Anyway, in my week-off Youtube browsing bonanza I found this video of a tiny home the man built in a silo. It’s a little over 300 sf and it’s contemporary, stylish, functional, and adheres to the tiny home notion. It should be noted that the couple who own and live in it abide in Phoenix and they do make use of the outdoors for much of their living space. The shower is outside as is a lounge area. But I did spot a daybed in the circular home and the bedroom is aloft but accessed by a circular staircase, not a ladder.
Which reminds me, my first apartment in University was a small place that had a galley kitchen, tiny living room, and a loft bedroom accessed by a circular staircase. I guess I’ve always liked living tiny.
Here is an article about the silo tiny home, and a short video.
Tomorrow I plan to head into the city of Athens to Small Business Saturday at Avid Bookshop for their Book Swap. From 2-3 pm, if you bring a bag of books and have $3, (which puts you into a raffle for a prize) you can browse others’ books and they can browse yours. You can take back home any books that aren’t chosen or leave them for a donation to a charity they fund. Win-win!

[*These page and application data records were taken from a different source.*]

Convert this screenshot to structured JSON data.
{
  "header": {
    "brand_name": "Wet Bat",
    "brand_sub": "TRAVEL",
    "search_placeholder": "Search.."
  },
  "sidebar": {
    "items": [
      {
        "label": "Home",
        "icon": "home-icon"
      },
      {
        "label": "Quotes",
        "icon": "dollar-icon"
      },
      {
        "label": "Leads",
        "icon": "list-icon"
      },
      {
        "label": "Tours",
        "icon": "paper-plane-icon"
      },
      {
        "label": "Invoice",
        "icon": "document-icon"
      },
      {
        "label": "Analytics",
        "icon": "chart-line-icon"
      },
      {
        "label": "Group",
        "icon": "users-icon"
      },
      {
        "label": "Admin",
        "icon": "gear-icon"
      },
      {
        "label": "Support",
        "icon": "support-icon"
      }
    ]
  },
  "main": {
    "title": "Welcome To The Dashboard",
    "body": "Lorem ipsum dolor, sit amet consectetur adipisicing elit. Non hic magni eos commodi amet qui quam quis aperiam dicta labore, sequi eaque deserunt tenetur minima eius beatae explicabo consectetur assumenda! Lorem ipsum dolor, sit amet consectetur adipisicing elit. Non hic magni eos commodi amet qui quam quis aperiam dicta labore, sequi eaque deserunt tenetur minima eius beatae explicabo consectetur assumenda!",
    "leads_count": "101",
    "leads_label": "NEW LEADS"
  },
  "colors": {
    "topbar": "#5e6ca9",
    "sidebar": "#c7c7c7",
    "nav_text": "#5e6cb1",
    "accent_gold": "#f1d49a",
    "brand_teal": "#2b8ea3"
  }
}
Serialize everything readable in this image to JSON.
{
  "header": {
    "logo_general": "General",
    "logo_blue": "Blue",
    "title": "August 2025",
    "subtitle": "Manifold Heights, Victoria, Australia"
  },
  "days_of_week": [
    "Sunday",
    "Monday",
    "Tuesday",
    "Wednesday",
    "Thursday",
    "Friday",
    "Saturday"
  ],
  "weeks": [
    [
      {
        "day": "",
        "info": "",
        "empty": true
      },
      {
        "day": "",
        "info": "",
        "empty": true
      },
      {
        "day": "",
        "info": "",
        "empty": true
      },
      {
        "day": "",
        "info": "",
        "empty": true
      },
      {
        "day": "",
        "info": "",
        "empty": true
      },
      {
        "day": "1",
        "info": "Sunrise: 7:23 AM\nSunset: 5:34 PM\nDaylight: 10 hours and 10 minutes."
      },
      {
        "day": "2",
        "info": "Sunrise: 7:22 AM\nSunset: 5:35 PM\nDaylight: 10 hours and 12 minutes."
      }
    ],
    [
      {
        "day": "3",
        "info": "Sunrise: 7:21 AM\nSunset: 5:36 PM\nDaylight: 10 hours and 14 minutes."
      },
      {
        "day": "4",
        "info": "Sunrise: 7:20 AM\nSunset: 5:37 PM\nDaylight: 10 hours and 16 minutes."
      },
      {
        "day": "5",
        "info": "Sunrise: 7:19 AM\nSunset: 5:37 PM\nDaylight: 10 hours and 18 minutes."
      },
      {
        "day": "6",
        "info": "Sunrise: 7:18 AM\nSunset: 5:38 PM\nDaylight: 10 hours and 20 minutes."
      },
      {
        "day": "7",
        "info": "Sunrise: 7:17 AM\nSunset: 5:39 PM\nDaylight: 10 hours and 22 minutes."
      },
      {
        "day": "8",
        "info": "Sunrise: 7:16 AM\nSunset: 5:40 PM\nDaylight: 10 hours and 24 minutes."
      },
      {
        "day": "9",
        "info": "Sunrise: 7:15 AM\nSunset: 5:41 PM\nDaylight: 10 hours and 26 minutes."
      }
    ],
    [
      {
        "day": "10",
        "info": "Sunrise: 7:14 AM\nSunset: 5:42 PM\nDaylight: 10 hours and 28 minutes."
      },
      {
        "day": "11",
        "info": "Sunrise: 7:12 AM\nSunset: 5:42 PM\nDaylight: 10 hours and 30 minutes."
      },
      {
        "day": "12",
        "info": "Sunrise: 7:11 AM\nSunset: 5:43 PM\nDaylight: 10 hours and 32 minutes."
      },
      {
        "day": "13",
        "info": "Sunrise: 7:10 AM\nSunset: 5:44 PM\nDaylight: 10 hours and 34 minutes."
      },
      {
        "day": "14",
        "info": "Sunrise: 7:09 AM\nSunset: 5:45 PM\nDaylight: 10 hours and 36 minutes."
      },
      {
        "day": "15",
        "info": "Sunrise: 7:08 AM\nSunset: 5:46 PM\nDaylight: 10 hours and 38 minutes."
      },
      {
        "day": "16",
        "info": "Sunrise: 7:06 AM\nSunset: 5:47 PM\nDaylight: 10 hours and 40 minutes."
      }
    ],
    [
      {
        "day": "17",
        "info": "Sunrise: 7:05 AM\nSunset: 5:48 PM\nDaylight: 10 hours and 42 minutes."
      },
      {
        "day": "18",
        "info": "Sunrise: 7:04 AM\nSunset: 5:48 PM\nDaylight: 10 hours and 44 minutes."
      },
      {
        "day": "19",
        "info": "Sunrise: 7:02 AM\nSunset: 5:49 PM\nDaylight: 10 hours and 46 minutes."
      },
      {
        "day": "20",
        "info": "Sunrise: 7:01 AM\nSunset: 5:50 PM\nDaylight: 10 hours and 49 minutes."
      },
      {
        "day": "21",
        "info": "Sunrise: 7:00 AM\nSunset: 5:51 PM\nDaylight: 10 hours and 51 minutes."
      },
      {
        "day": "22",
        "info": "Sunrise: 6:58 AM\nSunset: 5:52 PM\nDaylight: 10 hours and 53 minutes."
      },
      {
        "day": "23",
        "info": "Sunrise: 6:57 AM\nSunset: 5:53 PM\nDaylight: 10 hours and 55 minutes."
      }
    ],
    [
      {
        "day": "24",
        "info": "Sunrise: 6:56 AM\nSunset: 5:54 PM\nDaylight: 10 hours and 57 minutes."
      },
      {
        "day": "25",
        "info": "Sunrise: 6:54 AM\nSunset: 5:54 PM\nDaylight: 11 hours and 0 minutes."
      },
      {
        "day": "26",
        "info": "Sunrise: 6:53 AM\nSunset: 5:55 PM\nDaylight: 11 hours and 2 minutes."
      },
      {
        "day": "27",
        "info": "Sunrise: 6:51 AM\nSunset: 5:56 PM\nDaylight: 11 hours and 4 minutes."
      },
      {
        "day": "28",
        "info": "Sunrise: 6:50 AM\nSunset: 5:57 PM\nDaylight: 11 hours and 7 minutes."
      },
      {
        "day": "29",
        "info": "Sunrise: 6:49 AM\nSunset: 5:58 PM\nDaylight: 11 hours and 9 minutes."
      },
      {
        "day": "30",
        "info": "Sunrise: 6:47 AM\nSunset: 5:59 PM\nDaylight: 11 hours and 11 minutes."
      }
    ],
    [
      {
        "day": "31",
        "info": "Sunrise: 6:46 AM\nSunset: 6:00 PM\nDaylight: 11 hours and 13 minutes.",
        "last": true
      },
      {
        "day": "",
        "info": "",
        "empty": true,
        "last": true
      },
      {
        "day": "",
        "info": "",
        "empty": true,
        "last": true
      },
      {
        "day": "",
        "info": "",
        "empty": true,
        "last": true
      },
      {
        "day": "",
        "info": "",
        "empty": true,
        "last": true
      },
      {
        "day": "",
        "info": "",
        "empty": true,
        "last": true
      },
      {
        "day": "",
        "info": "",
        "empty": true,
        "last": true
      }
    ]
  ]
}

So that has been my week of aesthetic pursuits- renovations of alternate living spaces, alternate and creative land use, and design!